+++ MATERIAL TO PROCESS +++

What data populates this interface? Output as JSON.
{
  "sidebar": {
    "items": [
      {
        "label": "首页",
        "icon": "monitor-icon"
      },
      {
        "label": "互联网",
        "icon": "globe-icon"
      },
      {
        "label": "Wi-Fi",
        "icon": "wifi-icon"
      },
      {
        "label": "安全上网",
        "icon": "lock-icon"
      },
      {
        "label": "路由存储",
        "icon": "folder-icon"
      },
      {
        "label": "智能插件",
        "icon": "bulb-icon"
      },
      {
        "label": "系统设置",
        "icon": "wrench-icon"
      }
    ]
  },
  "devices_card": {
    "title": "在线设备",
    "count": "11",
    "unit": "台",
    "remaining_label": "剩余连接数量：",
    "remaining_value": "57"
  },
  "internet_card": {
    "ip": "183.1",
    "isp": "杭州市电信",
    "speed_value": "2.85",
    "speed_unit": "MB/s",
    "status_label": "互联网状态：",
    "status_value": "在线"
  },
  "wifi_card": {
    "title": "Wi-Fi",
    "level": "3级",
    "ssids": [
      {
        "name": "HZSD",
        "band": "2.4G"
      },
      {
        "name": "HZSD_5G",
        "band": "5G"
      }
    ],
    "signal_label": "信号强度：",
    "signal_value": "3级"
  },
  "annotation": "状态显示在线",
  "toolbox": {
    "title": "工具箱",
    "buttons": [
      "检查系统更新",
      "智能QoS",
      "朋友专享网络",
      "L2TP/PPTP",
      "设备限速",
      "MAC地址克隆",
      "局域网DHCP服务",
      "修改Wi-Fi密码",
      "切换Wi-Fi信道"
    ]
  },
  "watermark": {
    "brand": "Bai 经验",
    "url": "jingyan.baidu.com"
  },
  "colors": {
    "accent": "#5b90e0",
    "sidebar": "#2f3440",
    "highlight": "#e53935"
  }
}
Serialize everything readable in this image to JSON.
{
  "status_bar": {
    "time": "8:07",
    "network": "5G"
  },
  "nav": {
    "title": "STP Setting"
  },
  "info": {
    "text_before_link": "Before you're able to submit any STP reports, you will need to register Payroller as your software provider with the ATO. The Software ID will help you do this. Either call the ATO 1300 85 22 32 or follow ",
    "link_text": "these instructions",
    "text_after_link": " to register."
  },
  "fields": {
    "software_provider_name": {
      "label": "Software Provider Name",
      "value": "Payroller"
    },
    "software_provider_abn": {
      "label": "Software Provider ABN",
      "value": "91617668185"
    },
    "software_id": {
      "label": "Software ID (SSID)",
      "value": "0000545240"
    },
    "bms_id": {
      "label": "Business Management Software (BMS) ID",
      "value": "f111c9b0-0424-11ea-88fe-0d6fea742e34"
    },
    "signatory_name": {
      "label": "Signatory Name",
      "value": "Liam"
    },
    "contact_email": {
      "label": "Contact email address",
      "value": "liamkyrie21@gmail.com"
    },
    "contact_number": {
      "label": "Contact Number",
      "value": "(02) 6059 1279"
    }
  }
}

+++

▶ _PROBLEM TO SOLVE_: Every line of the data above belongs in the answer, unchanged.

▶ _EXERCISE SOLUTION_:
What data populates this interface? Output as JSON.
{
  "sidebar": {
    "items": [
      {
        "label": "首页",
        "icon": "monitor-icon"
      },
      {
        "label": "互联网",
        "icon": "globe-icon"
      },
      {
        "label": "Wi-Fi",
        "icon": "wifi-icon"
      },
      {
        "label": "安全上网",
        "icon": "lock-icon"
      },
      {
        "label": "路由存储",
        "icon": "folder-icon"
      },
      {
        "label": "智能插件",
        "icon": "bulb-icon"
      },
      {
        "label": "系统设置",
        "icon": "wrench-icon"
      }
    ]
  },
  "devices_card": {
    "title": "在线设备",
    "count": "11",
    "unit": "台",
    "remaining_label": "剩余连接数量：",
    "remaining_value": "57"
  },
  "internet_card": {
    "ip": "183.1",
    "isp": "杭州市电信",
    "speed_value": "2.85",
    "speed_unit": "MB/s",
    "status_label": "互联网状态：",
    "status_value": "在线"
  },
  "wifi_card": {
    "title": "Wi-Fi",
    "level": "3级",
    "ssids": [
      {
        "name": "HZSD",
        "band": "2.4G"
      },
      {
        "name": "HZSD_5G",
        "band": "5G"
      }
    ],
    "signal_label": "信号强度：",
    "signal_value": "3级"
  },
  "annotation": "状态显示在线",
  "toolbox": {
    "title": "工具箱",
    "buttons": [
      "检查系统更新",
      "智能QoS",
      "朋友专享网络",
      "L2TP/PPTP",
      "设备限速",
      "MAC地址克隆",
      "局域网DHCP服务",
      "修改Wi-Fi密码",
      "切换Wi-Fi信道"
    ]
  },
  "watermark": {
    "brand": "Bai 经验",
    "url": "jingyan.baidu.com"
  },
  "colors": {
    "accent": "#5b90e0",
    "sidebar": "#2f3440",
    "highlight": "#e53935"
  }
}
Serialize everything readable in this image to JSON.
{
  "status_bar": {
    "time": "8:07",
    "network": "5G"
  },
  "nav": {
    "title": "STP Setting"
  },
  "info": {
    "text_before_link": "Before you're able to submit any STP reports, you will need to register Payroller as your software provider with the ATO. The Software ID will help you do this. Either call the ATO 1300 85 22 32 or follow ",
    "link_text": "these instructions",
    "text_after_link": " to register."
  },
  "fields": {
    "software_provider_name": {
      "label": "Software Provider Name",
      "value": "Payroller"
    },
    "software_provider_abn": {
      "label": "Software Provider ABN",
      "value": "91617668185"
    },
    "software_id": {
      "label": "Software ID (SSID)",
      "value": "0000545240"
    },
    "bms_id": {
      "label": "Business Management Software (BMS) ID",
      "value": "f111c9b0-0424-11ea-88fe-0d6fea742e34"
    },
    "signatory_name": {
      "label": "Signatory Name",
      "value": "Liam"
    },
    "contact_email": {
      "label": "Contact email address",
      "value": "liamkyrie21@gmail.com"
    },
    "contact_number": {
      "label": "Contact Number",
      "value": "(02) 6059 1279"
    }
  }
}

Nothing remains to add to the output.